• _App and web page records_:
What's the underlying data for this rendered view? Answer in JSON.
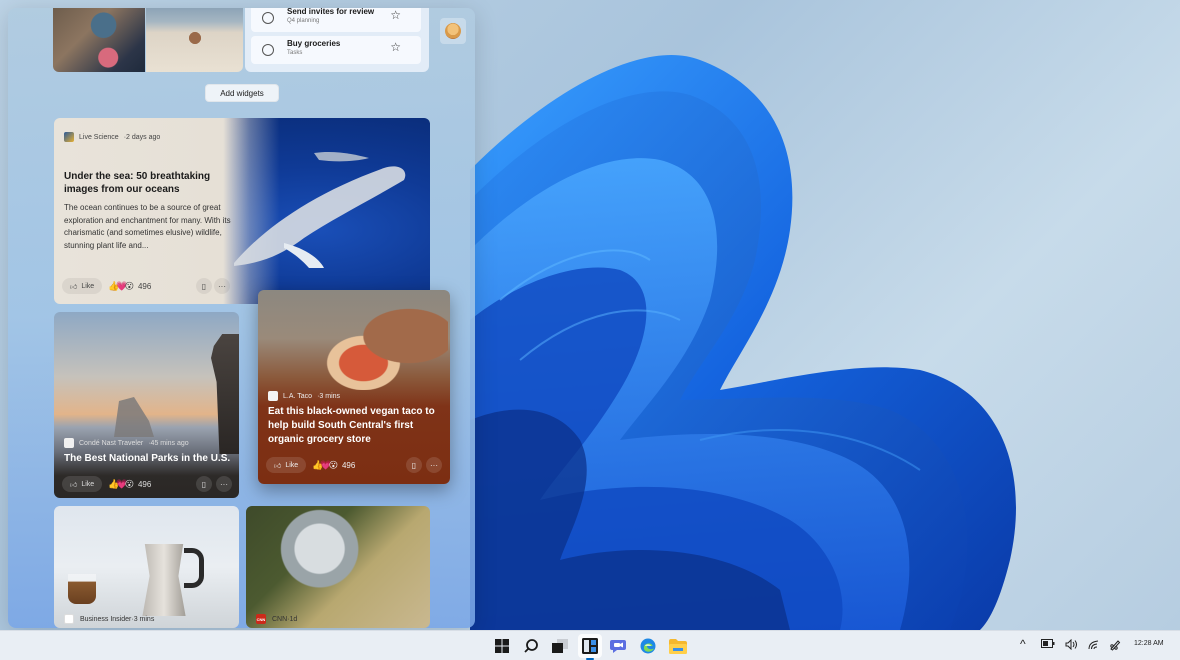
{
  "widgets": {
    "todo": {
      "items": [
        {
          "title": "Send invites for review",
          "list": "Q4 planning"
        },
        {
          "title": "Buy groceries",
          "list": "Tasks"
        }
      ],
      "star_icon": "☆"
    },
    "add_widgets_label": "Add widgets",
    "news": [
      {
        "source": "Live Science",
        "age": "2 days ago",
        "headline": "Under the sea: 50 breathtaking images from our oceans",
        "summary": "The ocean continues to be a source of great exploration and enchantment for many. With its charismatic (and sometimes elusive) wildlife, stunning plant life and...",
        "like_label": "Like",
        "reactions_emoji": "👍💗😮",
        "reactions_count": "496"
      },
      {
        "source": "Condé Nast Traveler",
        "age": "45 mins ago",
        "headline": "The Best National Parks in the U.S.",
        "like_label": "Like",
        "reactions_emoji": "👍💗😮",
        "reactions_count": "496"
      },
      {
        "source": "L.A. Taco",
        "age": "3 mins",
        "headline": "Eat this black-owned vegan taco to help build South Central's first organic grocery store",
        "like_label": "Like",
        "reactions_emoji": "👍💗😮",
        "reactions_count": "496"
      },
      {
        "source": "Business Insider",
        "age": "3 mins"
      },
      {
        "source": "CNN",
        "age": "1d",
        "logo_text": "CNN"
      }
    ],
    "separator": " · "
  },
  "taskbar": {
    "apps": [
      {
        "name": "Start",
        "icon": "windows-logo"
      },
      {
        "name": "Search",
        "icon": "search-icon"
      },
      {
        "name": "Task View",
        "icon": "task-view-icon"
      },
      {
        "name": "Widgets",
        "icon": "widgets-icon",
        "active": true
      },
      {
        "name": "Chat",
        "icon": "chat-icon"
      },
      {
        "name": "Edge",
        "icon": "edge-icon"
      },
      {
        "name": "File Explorer",
        "icon": "folder-icon"
      }
    ],
    "tray": {
      "chevron": "^",
      "time": "12:28 AM"
    }
  },
  "colors": {
    "accent": "#0067c0",
    "taco_card": "#7c2e12",
    "parks_card": "#2a2725",
    "cnn_red": "#cc2a1a"
  }
}
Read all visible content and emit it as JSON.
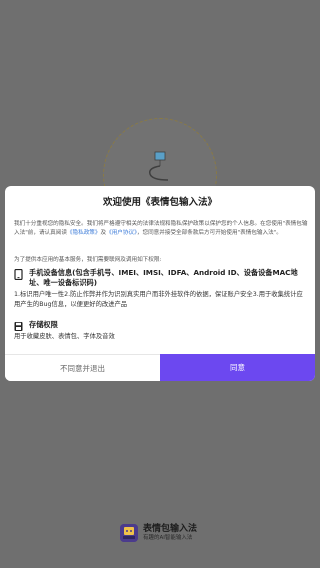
{
  "dialog": {
    "title": "欢迎使用《表情包输入法》",
    "intro_before": "我们十分重视您的隐私安全。我们将严格遵守相关的法律法规和隐私保护政策以保护您的个人信息。在您使用\"表情包输入法\"前，请认真阅读",
    "privacy_link": "《隐私政策》",
    "and_text": "及",
    "agreement_link": "《用户协议》",
    "intro_after": "，您同意并接受全部条款后方可开始使用\"表情包输入法\"。",
    "provide_note": "为了提供本应用的基本服务，我们需要联网及调用如下权限:",
    "permissions": [
      {
        "icon": "phone-icon",
        "title": "手机设备信息(包含手机号、IMEI、IMSI、IDFA、Android ID、设备设备MAC地址、唯一设备标识码)",
        "desc": "1.标识用户唯一性2.防止作弊并作为识别真实用户而非外挂软件的依据，保证账户安全3.用于收集统计应用产生的Bug信息，以便更好的改进产品"
      },
      {
        "icon": "storage-icon",
        "title": "存储权限",
        "desc": "用于收藏皮肤、表情包、字体及音效"
      }
    ],
    "decline_label": "不同意并退出",
    "accept_label": "同意"
  },
  "brand": {
    "name": "表情包输入法",
    "slogan": "有趣的AI智能输入法"
  },
  "colors": {
    "accent": "#6c48f0",
    "link": "#3b7bd8",
    "overlay": "#6f6f6f"
  }
}
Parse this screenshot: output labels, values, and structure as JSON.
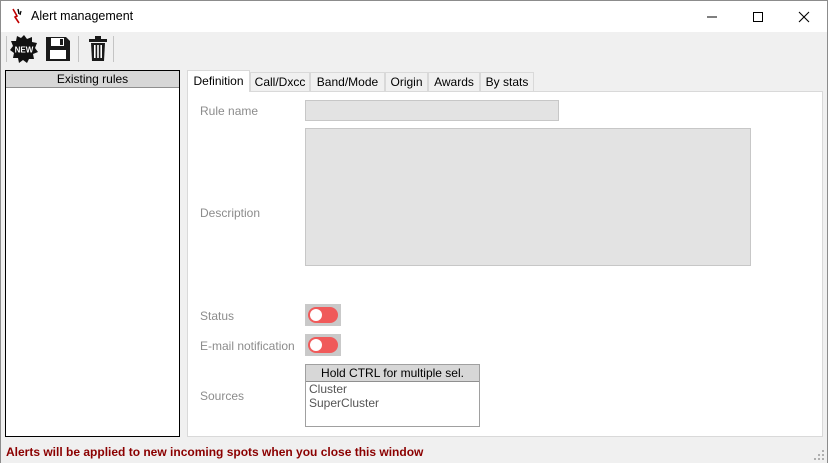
{
  "window": {
    "title": "Alert management",
    "controls": {
      "minimize": "minimize-icon",
      "maximize": "maximize-icon",
      "close": "close-icon"
    }
  },
  "toolbar": {
    "new_badge": "NEW",
    "buttons": [
      "new-rule-icon",
      "save-icon",
      "trash-icon"
    ]
  },
  "rules_panel": {
    "header": "Existing rules",
    "items": []
  },
  "tabs": [
    "Definition",
    "Call/Dxcc",
    "Band/Mode",
    "Origin",
    "Awards",
    "By stats"
  ],
  "active_tab": "Definition",
  "definition": {
    "rule_name_label": "Rule name",
    "rule_name_value": "",
    "description_label": "Description",
    "description_value": "",
    "status_label": "Status",
    "status_enabled": false,
    "email_label": "E-mail notification",
    "email_enabled": false,
    "sources_label": "Sources",
    "sources_header": "Hold CTRL for multiple sel.",
    "sources_items": [
      "Cluster",
      "SuperCluster"
    ]
  },
  "status_bar": {
    "message": "Alerts will be applied to new incoming spots when you close this window",
    "color": "#8b0000"
  },
  "colors": {
    "toggle_off": "#f05a5a",
    "disabled_input": "#e3e3e3",
    "header_gray": "#d7d7d7"
  }
}
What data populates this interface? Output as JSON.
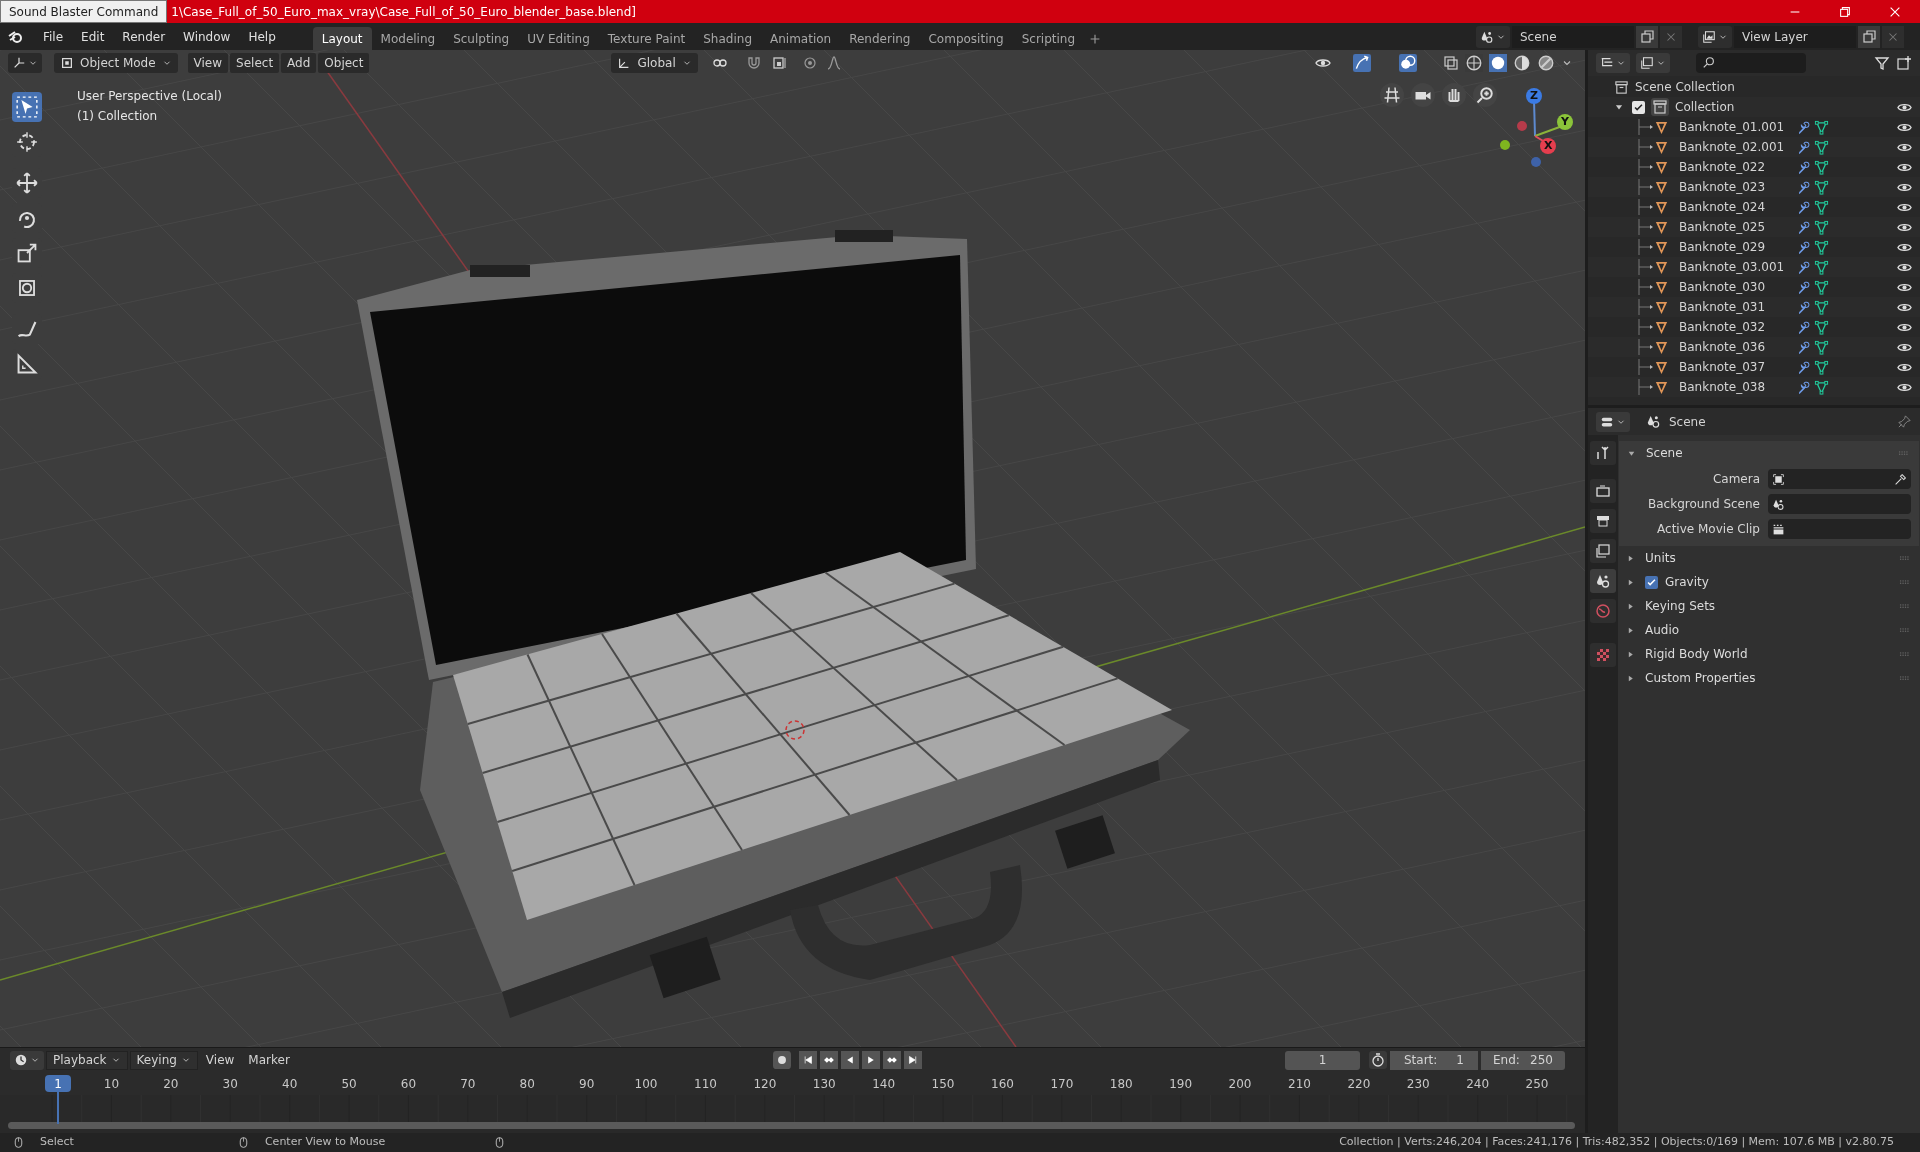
{
  "title_bar": {
    "tooltip": "Sound Blaster Command",
    "title": "1\\Case_Full_of_50_Euro_max_vray\\Case_Full_of_50_Euro_blender_base.blend]"
  },
  "menu": [
    "File",
    "Edit",
    "Render",
    "Window",
    "Help"
  ],
  "workspaces": [
    {
      "label": "Layout",
      "selected": true
    },
    {
      "label": "Modeling",
      "selected": false
    },
    {
      "label": "Sculpting",
      "selected": false
    },
    {
      "label": "UV Editing",
      "selected": false
    },
    {
      "label": "Texture Paint",
      "selected": false
    },
    {
      "label": "Shading",
      "selected": false
    },
    {
      "label": "Animation",
      "selected": false
    },
    {
      "label": "Rendering",
      "selected": false
    },
    {
      "label": "Compositing",
      "selected": false
    },
    {
      "label": "Scripting",
      "selected": false
    }
  ],
  "scene_field": "Scene",
  "view_layer_field": "View Layer",
  "viewport_header": {
    "mode": "Object Mode",
    "menus": [
      "View",
      "Select",
      "Add",
      "Object"
    ],
    "orientation": "Global"
  },
  "viewport": {
    "perspective": "User Perspective (Local)",
    "collection": "(1) Collection",
    "gizmo_axes": [
      {
        "kind": "z",
        "label": "Z"
      },
      {
        "kind": "y",
        "label": "Y"
      },
      {
        "kind": "x",
        "label": "X"
      }
    ]
  },
  "outliner": {
    "root": "Scene Collection",
    "collection": {
      "name": "Collection",
      "checked": true,
      "expanded": true,
      "children": [
        {
          "name": "Banknote_01.001"
        },
        {
          "name": "Banknote_02.001"
        },
        {
          "name": "Banknote_022"
        },
        {
          "name": "Banknote_023"
        },
        {
          "name": "Banknote_024"
        },
        {
          "name": "Banknote_025"
        },
        {
          "name": "Banknote_029"
        },
        {
          "name": "Banknote_03.001"
        },
        {
          "name": "Banknote_030"
        },
        {
          "name": "Banknote_031"
        },
        {
          "name": "Banknote_032"
        },
        {
          "name": "Banknote_036"
        },
        {
          "name": "Banknote_037"
        },
        {
          "name": "Banknote_038"
        }
      ]
    }
  },
  "properties": {
    "context": "Scene",
    "panels": [
      {
        "title": "Scene",
        "expanded": true,
        "fields": [
          {
            "kind": "camera",
            "label": "Camera"
          },
          {
            "kind": "scene",
            "label": "Background Scene"
          },
          {
            "kind": "clip",
            "label": "Active Movie Clip"
          }
        ]
      },
      {
        "title": "Units",
        "expanded": false
      },
      {
        "title": "Gravity",
        "expanded": false,
        "checked": true
      },
      {
        "title": "Keying Sets",
        "expanded": false
      },
      {
        "title": "Audio",
        "expanded": false
      },
      {
        "title": "Rigid Body World",
        "expanded": false
      },
      {
        "title": "Custom Properties",
        "expanded": false
      }
    ]
  },
  "timeline": {
    "menus": [
      "Playback",
      "Keying",
      "View",
      "Marker"
    ],
    "current_frame": "1",
    "start_label": "Start:",
    "start": "1",
    "end_label": "End:",
    "end": "250",
    "ruler": [
      {
        "label": "1",
        "selected": true
      },
      {
        "label": "10",
        "selected": false
      },
      {
        "label": "20",
        "selected": false
      },
      {
        "label": "30",
        "selected": false
      },
      {
        "label": "40",
        "selected": false
      },
      {
        "label": "50",
        "selected": false
      },
      {
        "label": "60",
        "selected": false
      },
      {
        "label": "70",
        "selected": false
      },
      {
        "label": "80",
        "selected": false
      },
      {
        "label": "90",
        "selected": false
      },
      {
        "label": "100",
        "selected": false
      },
      {
        "label": "110",
        "selected": false
      },
      {
        "label": "120",
        "selected": false
      },
      {
        "label": "130",
        "selected": false
      },
      {
        "label": "140",
        "selected": false
      },
      {
        "label": "150",
        "selected": false
      },
      {
        "label": "160",
        "selected": false
      },
      {
        "label": "170",
        "selected": false
      },
      {
        "label": "180",
        "selected": false
      },
      {
        "label": "190",
        "selected": false
      },
      {
        "label": "200",
        "selected": false
      },
      {
        "label": "210",
        "selected": false
      },
      {
        "label": "220",
        "selected": false
      },
      {
        "label": "230",
        "selected": false
      },
      {
        "label": "240",
        "selected": false
      },
      {
        "label": "250",
        "selected": false
      }
    ]
  },
  "status_bar": {
    "hints": [
      "Select",
      "Center View to Mouse"
    ],
    "stats": "Collection | Verts:246,204 | Faces:241,176 | Tris:482,352 | Objects:0/169 | Mem: 107.6 MB | v2.80.75"
  }
}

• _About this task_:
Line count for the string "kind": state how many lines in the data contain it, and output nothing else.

• _Exercise output_:
6